So congratulations to John McCain.  He may or may not get my vote, but he has effectively won the nomination.  He hasn’t won my mind.  He hasn’t won the heart and soul of the Republican party.  In spite of the fact that most Conservatives can’t stomach the man, he has a victory.  Maybe it’ll be enough.  Maybe fear of Hillary and Obama will be enough to unite and mobilize the Republican voters.  It’ll have to be.  Because McCain isn’t.

Rush (Finally) Gets It — Many Republicans Still Don’t

Posted in Elections, Fred(!), Giuliani, politics with tags , , , , , , on November 30, 2007 by Randy Streu

Rasmussen polls taken last night (mostly before the end of the debate) have Rudy Giuliani leading the Republicans with 27% of the vote.  Though Rasmussen is far from the only polling service, and many other services show wide disparity with Rasmussen, I find this deeply troubling. 

It’s not that I don’t like Giuliani — I do.  It’s that when I pull the Republican for President lever next November, I want to be voting for a Republican.  Giuliani’s about as Republican as Joe Lieberman.  He has defense.  That’s his Republican part.  He’s pro-gay-marriage, pro-abortion, has turned NYC into a sanctuary cityendoresed Democrat Cuomo over Republican Bloomberg for governor.  And, oh, yeah… has the worst record on gun control of any of the republican candidates. 

Giuliani’s response to these criticisms?  I was mayor of New York City!  I stopped Crime!! 

I don’t honestly know why he’s going on and on about his mayoral record on crime.  This is something that, actually, confuses me greatly.  We’re not electing a DA, and we’re not electing a judge.  We’re certainly not electing a mayor.  Don’t get me wrong: it beats him running on 9/11 — again.  But still, it would be nice if the guy actually had a record that backed up his rhetoric. 

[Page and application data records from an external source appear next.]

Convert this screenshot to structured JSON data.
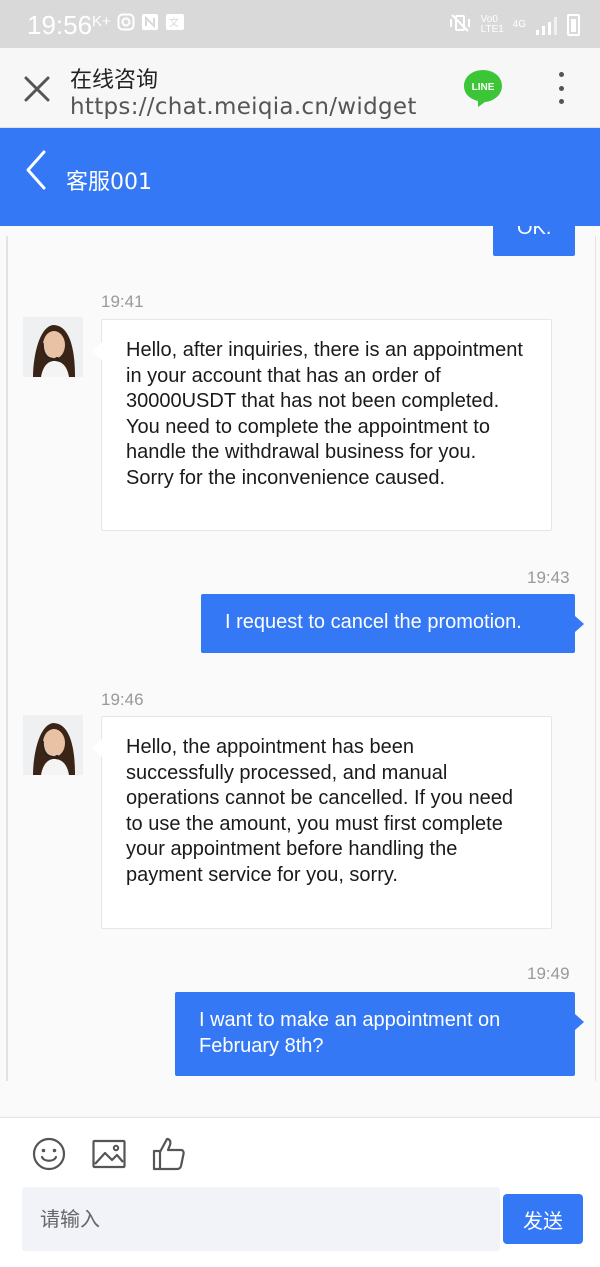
{
  "status_bar": {
    "time": "19:56",
    "left_icons": [
      "K+",
      "instagram-icon",
      "n-icon",
      "translate-icon"
    ],
    "network_label": "Vo0 LTE1",
    "network_type": "4G"
  },
  "browser": {
    "title": "在线咨询",
    "url": "https://chat.meiqia.cn/widget",
    "line_label": "LINE"
  },
  "chat": {
    "title": "客服001",
    "partial_message": "OK.",
    "messages": [
      {
        "direction": "in",
        "time": "19:41",
        "text": "Hello, after inquiries, there is an appointment in your account that has an order of 30000USDT that has not been completed. You need to complete the appointment to handle the withdrawal business for you. Sorry for the inconvenience caused."
      },
      {
        "direction": "out",
        "time": "19:43",
        "text": "I request to cancel the promotion."
      },
      {
        "direction": "in",
        "time": "19:46",
        "text": "Hello, the appointment has been successfully processed, and manual operations cannot be cancelled. If you need to use the amount, you must first complete your appointment before handling the payment service for you, sorry."
      },
      {
        "direction": "out",
        "time": "19:49",
        "text": "I want to make an appointment on February 8th?"
      }
    ]
  },
  "composer": {
    "placeholder": "请输入",
    "send_label": "发送"
  },
  "colors": {
    "accent": "#3478f6",
    "status_bar": "#d9d9d9"
  }
}
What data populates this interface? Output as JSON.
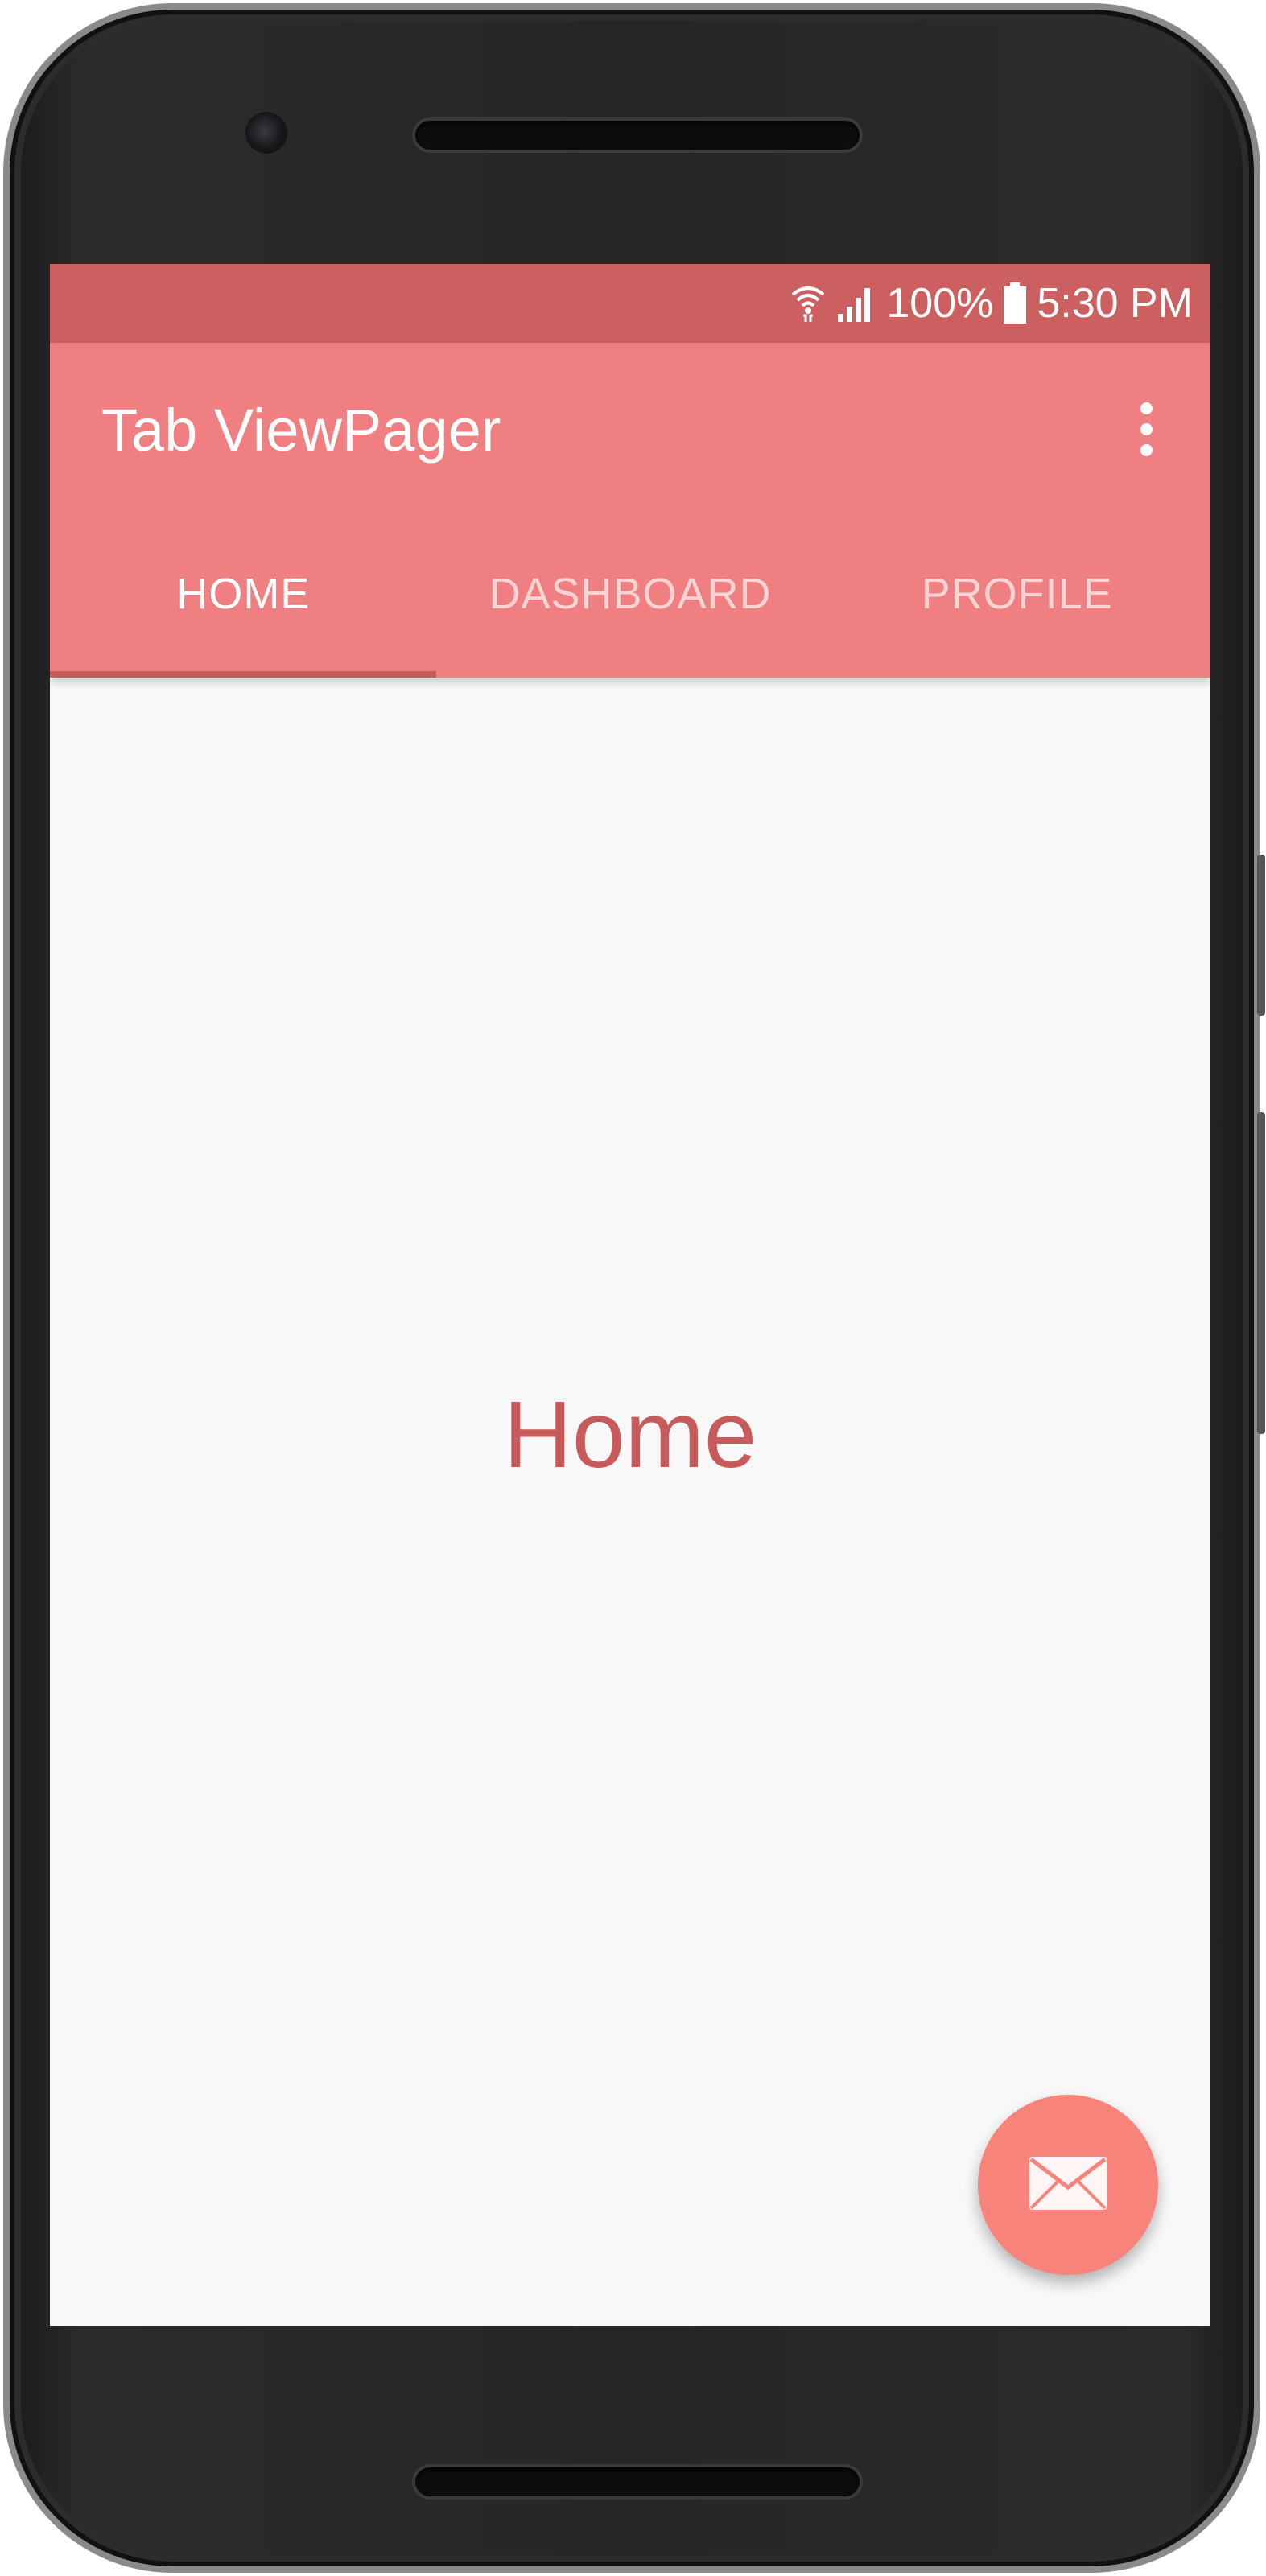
{
  "status_bar": {
    "battery": "100%",
    "time": "5:30 PM",
    "icons": [
      "wifi-icon",
      "signal-icon",
      "battery-icon"
    ]
  },
  "app_bar": {
    "title": "Tab ViewPager",
    "overflow_icon": "more-vert-icon"
  },
  "tabs": [
    {
      "label": "HOME",
      "selected": true
    },
    {
      "label": "DASHBOARD",
      "selected": false
    },
    {
      "label": "PROFILE",
      "selected": false
    }
  ],
  "content": {
    "label": "Home"
  },
  "fab": {
    "icon": "mail-icon"
  },
  "colors": {
    "status_bar": "#cc5f5f",
    "primary": "#ef7f80",
    "accent": "#f8837a",
    "content_text": "#c75a5b",
    "background": "#f8f8f8"
  }
}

Speaking of rhetoric, though, Rush Limbaugh has finally come around somewhat on what’s really happening with our Republican pool here.  Limbaugh, always paying attention, noted that, in the debates last night most of the top-tier candidates were wishy-washy, moderate, or even liberal in their responses:  “There was one candidate who did not display any moderateness or liberalism or have any of his past forays into those areas displayed, and that candidate was Fred Thompson.” 

Limbaugh goes on to suggest that the “no fire in his belly” criticisms are ill-informed.  “I don’t think anybody would get into this mess running for the presidency, the media and all of these things. You can’t imagine what these people go through.  You wouldn’t want to go through it, and I can’t imagine somebody put themselves through it if they really don’t want it.”

If truly conservative voters were basing their voting decisions on substance, on true conservatism, Giuliani should be somewhere 12 points behind Ron Paul.  Sadly, it really does seem to me that Republican voters this year are going for sizzle over steak.  I truly hope this isn’t the case.

Conservatives, let’s stay conservative. Give Fred Thompson a look, check out both his stances on issues, and his record on them.  Take a look at his proposals.  Fred Thompson is the true conservative in the Republican lineup. 

(Off-the-record note:  I really hate to go off on other republican candidates, since, barring Thompson taking the primary, which I truly hope he does, I may end up having to support one of them.  But among all of them, Giuliani is simply not the Republican we need.  Not now… not ever.)